Content starts
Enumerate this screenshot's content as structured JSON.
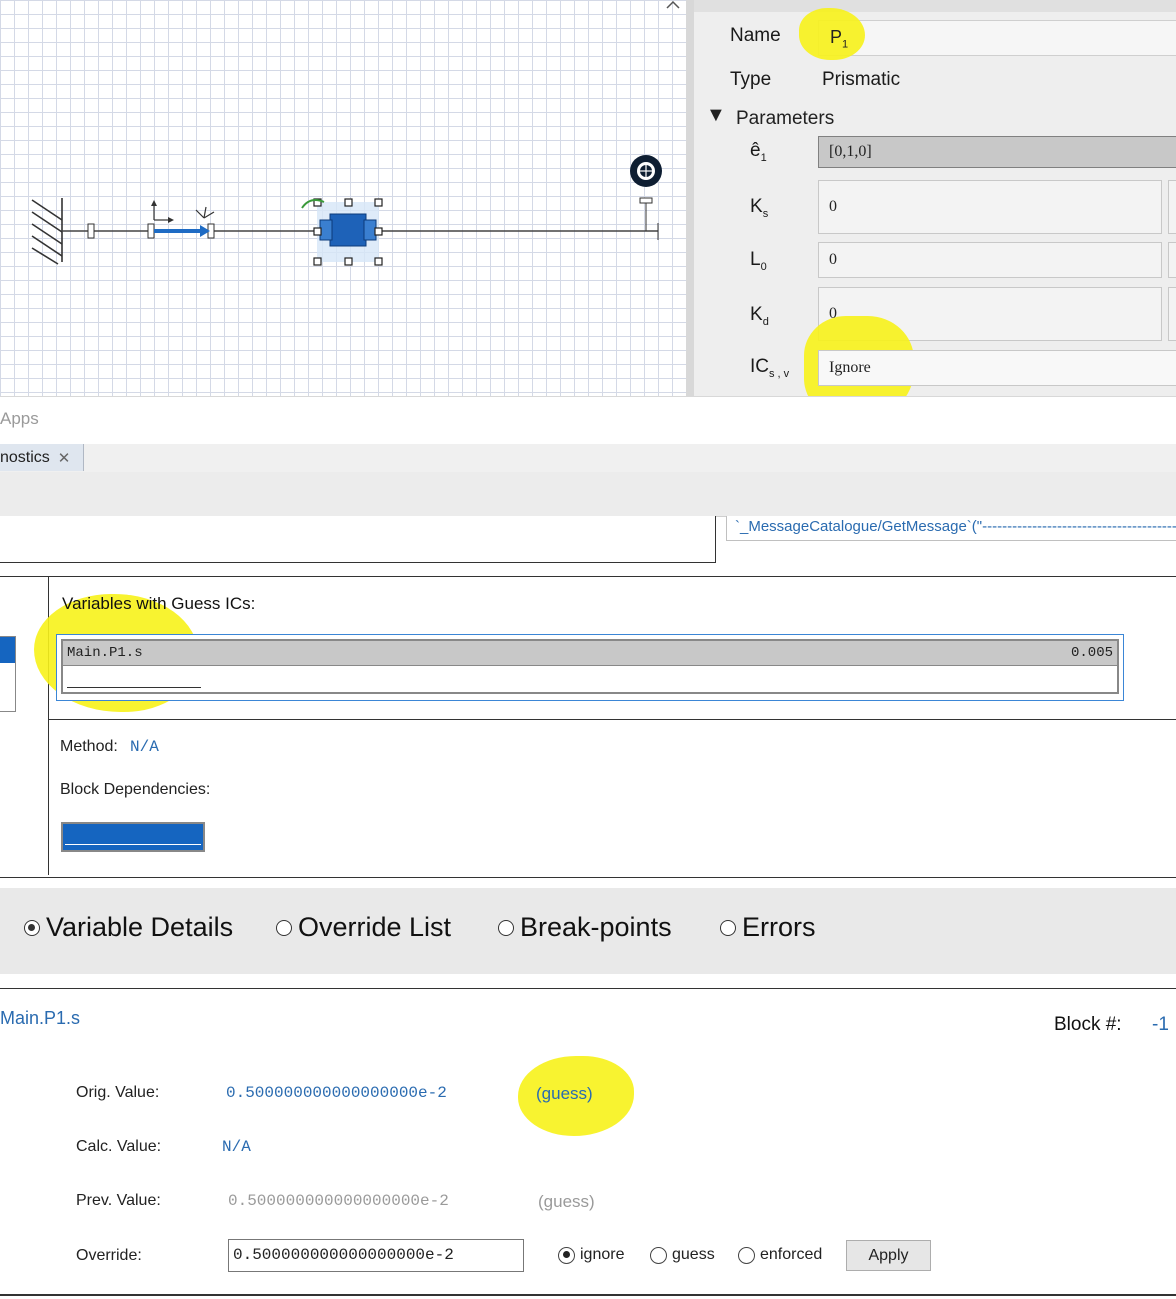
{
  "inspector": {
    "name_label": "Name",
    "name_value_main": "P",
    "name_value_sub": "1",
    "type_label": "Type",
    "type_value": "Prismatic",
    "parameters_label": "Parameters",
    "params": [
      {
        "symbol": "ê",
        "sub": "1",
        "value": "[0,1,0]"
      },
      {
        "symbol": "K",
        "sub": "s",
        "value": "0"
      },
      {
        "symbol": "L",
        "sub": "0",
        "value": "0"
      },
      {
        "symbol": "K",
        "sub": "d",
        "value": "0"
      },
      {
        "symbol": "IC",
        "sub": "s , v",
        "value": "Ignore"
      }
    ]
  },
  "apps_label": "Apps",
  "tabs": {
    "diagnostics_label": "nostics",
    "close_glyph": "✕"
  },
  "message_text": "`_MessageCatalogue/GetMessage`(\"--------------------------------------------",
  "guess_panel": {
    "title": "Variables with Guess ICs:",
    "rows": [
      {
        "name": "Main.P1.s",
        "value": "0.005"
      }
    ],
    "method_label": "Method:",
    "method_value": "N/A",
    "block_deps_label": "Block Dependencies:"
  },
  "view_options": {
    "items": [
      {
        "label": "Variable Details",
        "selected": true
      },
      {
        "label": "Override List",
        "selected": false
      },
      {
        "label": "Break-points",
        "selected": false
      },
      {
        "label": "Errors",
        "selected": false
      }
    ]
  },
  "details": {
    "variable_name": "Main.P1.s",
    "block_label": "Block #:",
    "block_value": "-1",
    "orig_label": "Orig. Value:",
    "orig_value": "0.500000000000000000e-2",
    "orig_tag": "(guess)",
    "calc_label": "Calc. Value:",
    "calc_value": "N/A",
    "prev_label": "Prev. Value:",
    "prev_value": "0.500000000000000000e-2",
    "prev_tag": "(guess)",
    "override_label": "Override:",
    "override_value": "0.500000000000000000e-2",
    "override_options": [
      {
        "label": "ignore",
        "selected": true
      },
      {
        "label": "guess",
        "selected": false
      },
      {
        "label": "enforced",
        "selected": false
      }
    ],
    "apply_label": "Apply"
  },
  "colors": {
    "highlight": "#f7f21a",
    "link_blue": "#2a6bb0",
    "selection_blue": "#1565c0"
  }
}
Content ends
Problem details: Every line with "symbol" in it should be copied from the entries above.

Final answer:
        "symbol": "ê",
        "symbol": "K",
        "symbol": "L",
        "symbol": "K",
        "symbol": "IC",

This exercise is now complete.